# Quantum chemistry

The **quantum chemistry** is the application of quantum mechanics to chemical problems such. B. the description of the electronic structure of atoms and molecules and the effects on their reactivity and thus a sub-area of theoretical chemistry . (Quantum mechanical studies of *atoms* are seen as the boundary line between chemistry and physics and are not necessarily assigned to quantum chemistry.) The basis for most quantum chemical methods is the Schrödinger equation . However, since this can only be solved for very simple systems within the Born-Oppenheimer approximation , further approximations must be introduced.

The hydrogen molecule was one of the first to be investigated and calculated using quantum chemistry, in 1927 by the German scientists Walter Heitler and Fritz London . The method they developed was extended by the American chemists John C. Slater and Linus Pauling to the Valence Bond (VB) or *Heitler-London-Slater-Pauling (HLSP) method* . In it, the focus is placed on the consideration of the pairwise interaction between atoms, so it fits well with the classic consideration of the chemical bond .

An alternative approach to the nature of chemical bonding was developed by Friedrich Hund and Robert S. Mulliken , which describes electrons as delocalized in the form of mathematical functions . The description, known as the *Hund-Mulliken* or, more commonly, the Molecular Orbital (MO) method, is less intuitive for the classical chemist, but is now by far more common.

With both approaches, mathematical approximation methods can be used to predict material properties.

The applicability of quantum chemistry in the form of computer calculations can be found under computational chemistry .

Some further topics are:

- the Hartree-Fock method (SCF method (SCF: self-consistent field))
- post-HF methods (e.g. Configuration Interaction )
- the density functional theory
- Semi-empirical methods

In addition, the following people are important for the development of quantum chemistry:

- Erich Hückel
- Hans Hellmann
- Rudolph Pariser
- Robert G. Parr
- John Pople
- Henry Eyring ( Eyring Theory )
- Reinhart Ahlrichs
- Werner Kutzelnigg

## literature

- Kostas Gavroglu, Ana Simões:
*Neither Physics nor Chemistry.

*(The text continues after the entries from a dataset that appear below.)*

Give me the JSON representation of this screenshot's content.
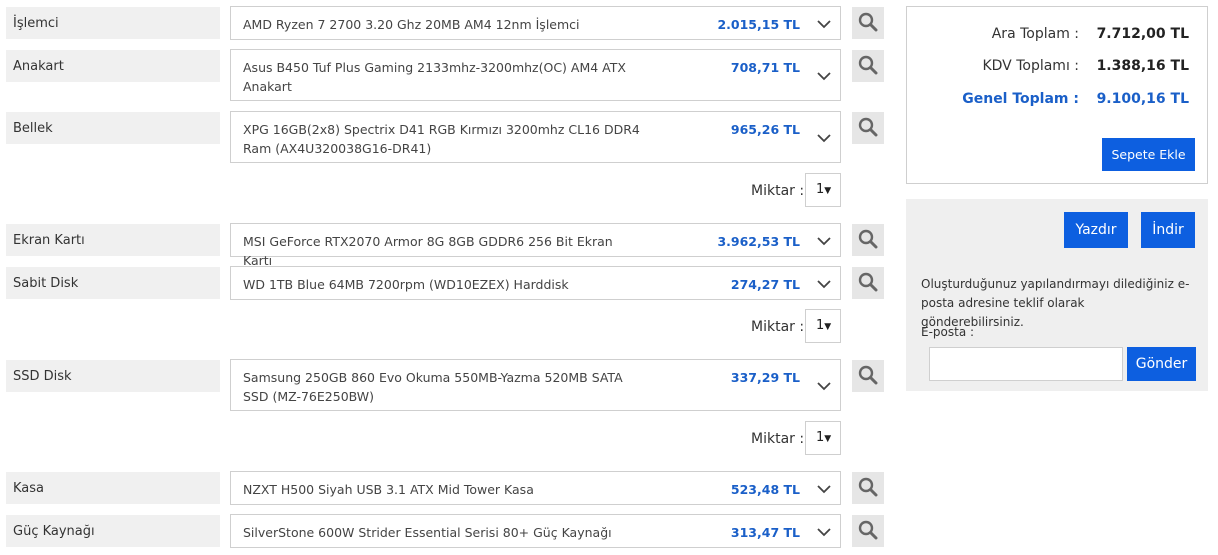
{
  "components": [
    {
      "category": "İşlemci",
      "product": "AMD Ryzen 7 2700 3.20 Ghz 20MB AM4 12nm İşlemci",
      "price": "2.015,15 TL"
    },
    {
      "category": "Anakart",
      "product": "Asus B450 Tuf Plus Gaming 2133mhz-3200mhz(OC) AM4 ATX Anakart",
      "price": "708,71 TL"
    },
    {
      "category": "Bellek",
      "product": "XPG 16GB(2x8) Spectrix D41 RGB Kırmızı 3200mhz CL16 DDR4 Ram (AX4U320038G16-DR41)",
      "price": "965,26 TL",
      "quantity": "1"
    },
    {
      "category": "Ekran Kartı",
      "product": "MSI GeForce RTX2070 Armor 8G 8GB GDDR6 256 Bit Ekran Kartı",
      "price": "3.962,53 TL"
    },
    {
      "category": "Sabit Disk",
      "product": "WD 1TB Blue 64MB 7200rpm (WD10EZEX) Harddisk",
      "price": "274,27 TL",
      "quantity": "1"
    },
    {
      "category": "SSD Disk",
      "product": "Samsung 250GB 860 Evo Okuma 550MB-Yazma 520MB SATA SSD (MZ-76E250BW)",
      "price": "337,29 TL",
      "quantity": "1"
    },
    {
      "category": "Kasa",
      "product": "NZXT H500 Siyah USB 3.1 ATX Mid Tower Kasa",
      "price": "523,48 TL"
    },
    {
      "category": "Güç Kaynağı",
      "product": "SilverStone 600W Strider Essential Serisi 80+ Güç Kaynağı",
      "price": "313,47 TL"
    }
  ],
  "quantity_label": "Miktar :",
  "totals": {
    "subtotal_label": "Ara Toplam :",
    "subtotal": "7.712,00 TL",
    "vat_label": "KDV Toplamı :",
    "vat": "1.388,16 TL",
    "grand_label": "Genel Toplam :",
    "grand": "9.100,16 TL",
    "add_to_cart": "Sepete Ekle"
  },
  "actions": {
    "print": "Yazdır",
    "download": "İndir",
    "note": "Oluşturduğunuz yapılandırmayı dilediğiniz e-posta adresine teklif olarak gönderebilirsiniz.",
    "email_label": "E-posta :",
    "email_value": "",
    "send": "Gönder"
  },
  "colors": {
    "accent": "#0d5fe0",
    "price": "#1a5fc8"
  },
  "icons": {
    "search": "search-icon",
    "dropdown": "chevron-down-icon"
  }
}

A History of Quantum Chemistry.*MIT Press, 2011, ISBN 0-262-01618-4 - F. Jensen:
*Introduction to Computational Chemistry*. John Wiley & Sons, Chichester 1999, ISBN 978-0-471-98425-2 . - Attila Szabo, Neil S. Ostlund:
*Modern Quantum Chemistry: Introduction to Advanced Electronic Structure Theory,*Dover Publications Inc., 1996, ISBN 978-0486691862

## Web links

- QMC @ home BOINC project (distributed computing) at the University of Münster on the quantum Monte Carlo method